Today’s report argues that the economic case for insourcing means all councils should consider it. “In an age of austerity, councils can no longer afford outsourcing failures. Most can deliver quality services at a better price and without sacrificing the workforce on the altar of the lowest bidder.”

https://www.theguardian.com/society/2019/may/29/bringing-services-back-in-house-is-good-councils?

“English councils warned about use of reserve cash”

Somerset, which oversees funds being spent by our Local Enterprise Partnership, is one of the councils mentioned in this BBC article.

“Some councils in England have been warned they risk running out of cash reserves if recent spending continues.

Analysis by the BBC has identified 11 authorities the Chartered Institute of Public Finance and Accountancy (Cipfa) said would have “fully exhausted” reserves within four years unless they topped them up.

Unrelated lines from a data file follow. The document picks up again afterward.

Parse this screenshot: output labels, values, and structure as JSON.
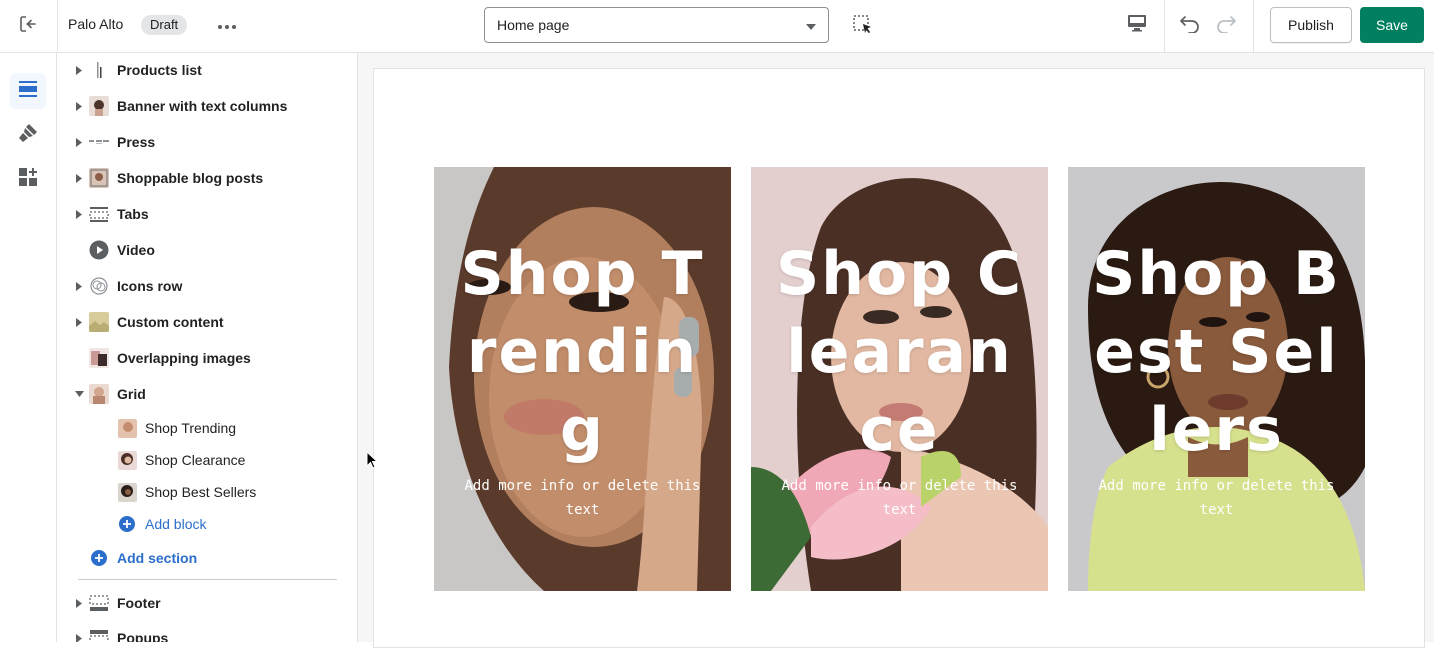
{
  "topbar": {
    "theme_name": "Palo Alto",
    "status_badge": "Draft",
    "page_select_value": "Home page",
    "publish_label": "Publish",
    "save_label": "Save",
    "icons": [
      "exit-icon",
      "more-horizontal-icon",
      "chevron-down-icon",
      "inspector-icon",
      "desktop-icon",
      "undo-icon",
      "redo-icon"
    ]
  },
  "rail": {
    "items": [
      {
        "icon": "sections-icon",
        "active": true
      },
      {
        "icon": "theme-settings-icon",
        "active": false
      },
      {
        "icon": "app-embeds-icon",
        "active": false
      }
    ]
  },
  "sidebar": {
    "sections": [
      {
        "label": "Products list",
        "expandable": true
      },
      {
        "label": "Banner with text columns",
        "expandable": true
      },
      {
        "label": "Press",
        "expandable": true
      },
      {
        "label": "Shoppable blog posts",
        "expandable": true
      },
      {
        "label": "Tabs",
        "expandable": true
      },
      {
        "label": "Video",
        "expandable": false
      },
      {
        "label": "Icons row",
        "expandable": true
      },
      {
        "label": "Custom content",
        "expandable": true
      },
      {
        "label": "Overlapping images",
        "expandable": false
      },
      {
        "label": "Grid",
        "expandable": true,
        "expanded": true
      }
    ],
    "grid_blocks": [
      {
        "label": "Shop Trending"
      },
      {
        "label": "Shop Clearance"
      },
      {
        "label": "Shop Best Sellers"
      }
    ],
    "add_block_label": "Add block",
    "add_section_label": "Add section",
    "footer_sections": [
      {
        "label": "Footer"
      },
      {
        "label": "Popups"
      }
    ]
  },
  "preview": {
    "cards": [
      {
        "title": "Shop Trending",
        "subtitle": "Add more info or delete this text"
      },
      {
        "title": "Shop Clearance",
        "subtitle": "Add more info or delete this text"
      },
      {
        "title": "Shop Best Sellers",
        "subtitle": "Add more info or delete this text"
      }
    ]
  },
  "colors": {
    "save_green": "#008060",
    "link_blue": "#2c6ecb",
    "active_rail_blue": "#2c6ecb"
  }
}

The Local Government Association said councils faced “systemic underfunding”.

The government said councils were responsible for managing their funds.
Councils have faced cuts to their government funding and rising demand for services such as social care, while MPs have warned children’s services are at “breaking point”.

Cash reserves – money held back for specific projects or emergencies, such as flooding – are seen as a measure of financial security.

Between them the 152 major councils in England had £14bn in reserve in March 2018, £500m more than the year before but £400m less than in 2015.

The BBC analysis of government data follows work by Cipfa, which published a “resilience” index of councils, but stopped short of naming those it warned were depleting reserves the fastest.

The warning was based on the latest data available, comparing reserves as of March 2018 with March 2015.

The analysis reveals which 11 of the 152 major English councils have used so much of their reserves since 2015 that Cipfa said they would run out within four years if spending patterns continued.

The research comes ahead of Wednesday’s Panorama, which reveals the failings of the social care system as the population gets older and more people need help with day to day living. …”

https://www.bbc.co.uk/news/uk-england-48280272